- Fast-forward through tweets and provide visual feedback as to when things return to normal and the argument is more or less finished.
Enable soft-barriers around users who create, repeat and follow messaging that is known to be abusive. Other users can access these areas when they are ready, or not at all, but can at least be told when they are venturing into dark waters. Providing users with the ability to know the “depth” of conversation would be a big help.
Just as a real human might leave a threatening situation entirely, let’s enable a user’s account to go into a new mode that replies to all tweets with a calming message, just like an answering machine, while the real user safely exits the situation (or begins damage control). These messages can be stored or auto-generated at the time they are needed and it would be clear to people that the user was no longer around to receive what was being tweeted at them.
Users might be given novel approaches to cull and replace followers that are genuine, fair and reliable (and real). At the first sign of abuse, all followers are dumped or muted and gradually re-added or un-muted over a period of time with problem accounts being discovered and dealt with. Look to nature for this behavior and get people to try it out with the easiest brand tie-in imaginable: Penguins are birds, too, and pretty damn resilient.

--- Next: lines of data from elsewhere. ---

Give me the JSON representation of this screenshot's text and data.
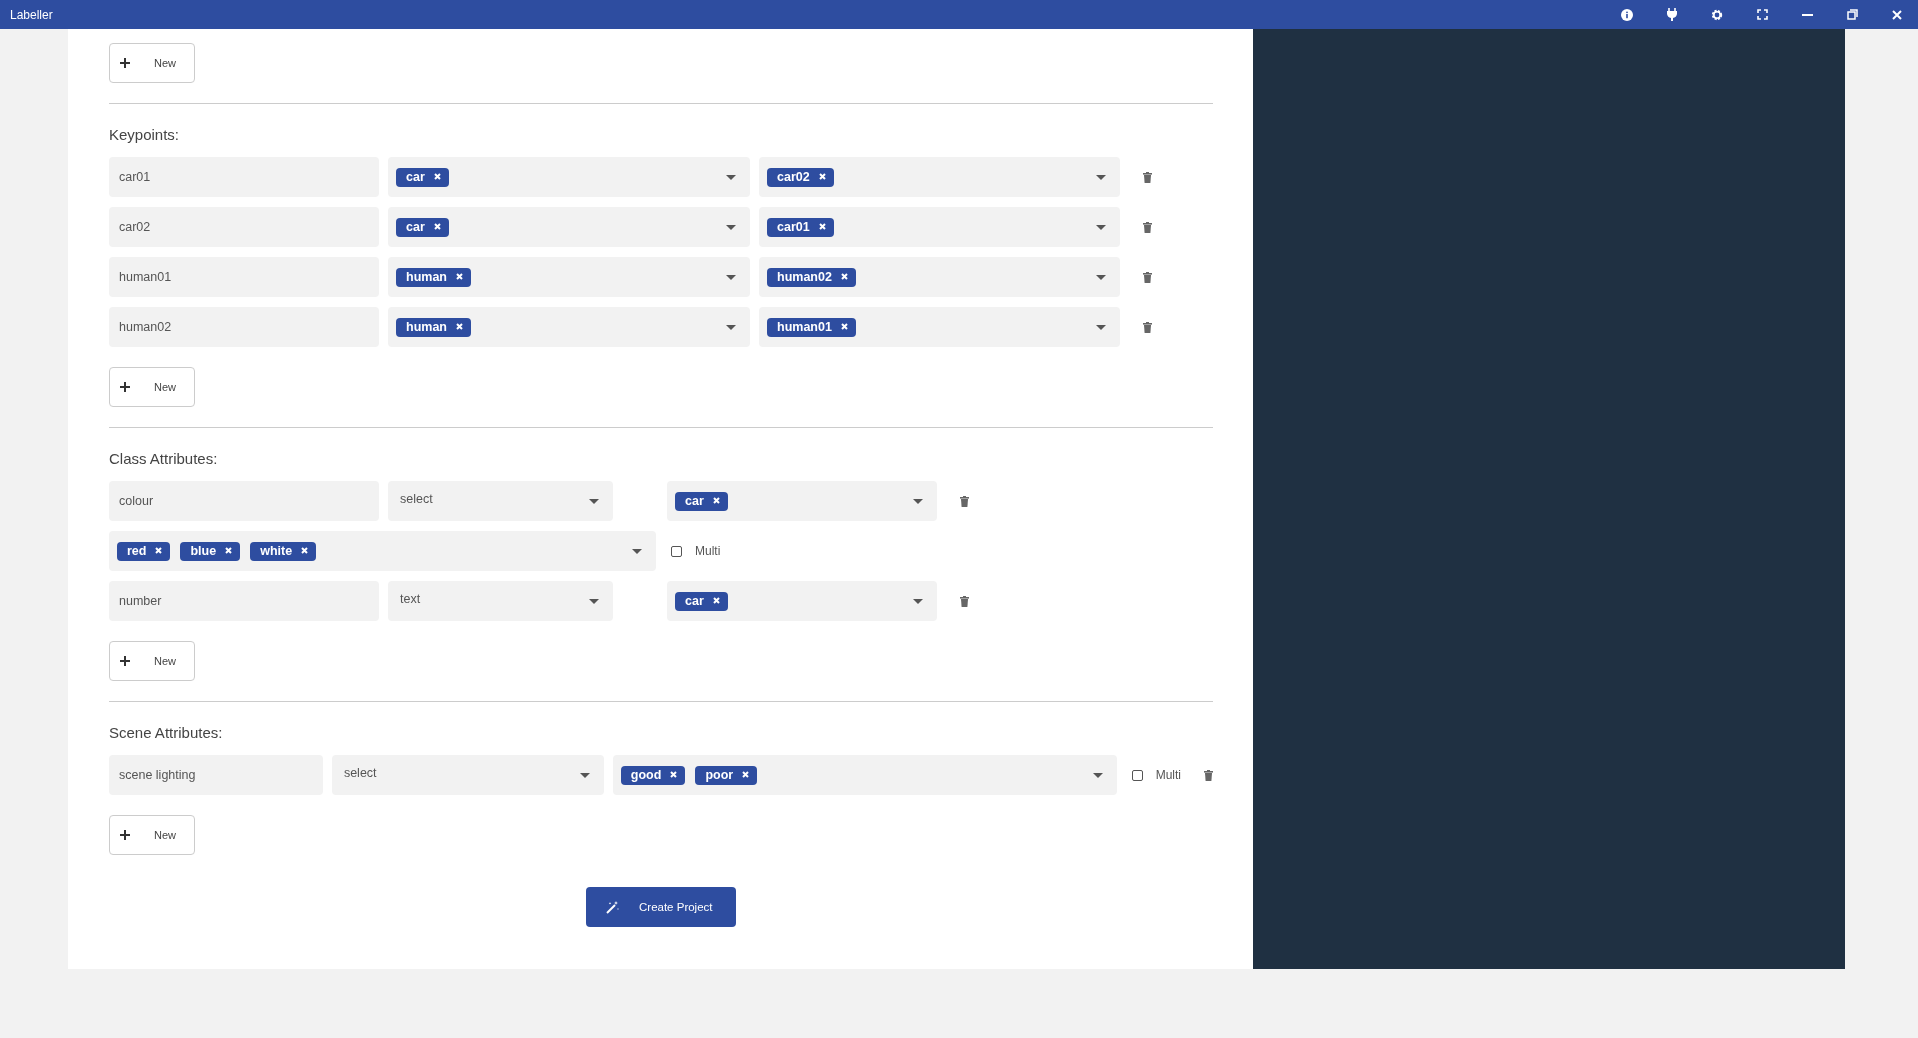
{
  "window": {
    "title": "Labeller"
  },
  "top_new_button": {
    "label": "New"
  },
  "keypoints": {
    "heading": "Keypoints:",
    "rows": [
      {
        "name": "car01",
        "classes": [
          "car"
        ],
        "links": [
          "car02"
        ]
      },
      {
        "name": "car02",
        "classes": [
          "car"
        ],
        "links": [
          "car01"
        ]
      },
      {
        "name": "human01",
        "classes": [
          "human"
        ],
        "links": [
          "human02"
        ]
      },
      {
        "name": "human02",
        "classes": [
          "human"
        ],
        "links": [
          "human01"
        ]
      }
    ],
    "new_button": {
      "label": "New"
    }
  },
  "class_attributes": {
    "heading": "Class Attributes:",
    "rows": [
      {
        "name": "colour",
        "type": "select",
        "classes": [
          "car"
        ],
        "options": [
          "red",
          "blue",
          "white"
        ],
        "multi": false,
        "multi_label": "Multi"
      },
      {
        "name": "number",
        "type": "text",
        "classes": [
          "car"
        ]
      }
    ],
    "new_button": {
      "label": "New"
    }
  },
  "scene_attributes": {
    "heading": "Scene Attributes:",
    "rows": [
      {
        "name": "scene lighting",
        "type": "select",
        "values": [
          "good",
          "poor"
        ],
        "multi": false,
        "multi_label": "Multi"
      }
    ],
    "new_button": {
      "label": "New"
    }
  },
  "create_button": {
    "label": "Create Project"
  }
}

Send and read settings
Allow people to speak to each other on agreed-upon terms and model different conversational conditions. Concepts from email and file sharing such Read-Only / No Reply / Reply All / etc. come into play here.
Do something to help. Everyone.
These suggestions, and others, arguably might make Twitter not so Twitter anymore. But since Twitter is a made-up thing to begin with, why not keep making it better for people?
I’m a User Experience Designer living and working in Singapore.
I write, discuss and photograph as @elbuenob so feel free to follow and reach out to me. I value your thoughts and will do my very best to return your gift of time with a considerable measure of my own. Find me at bschmittling.com and say email@example.com.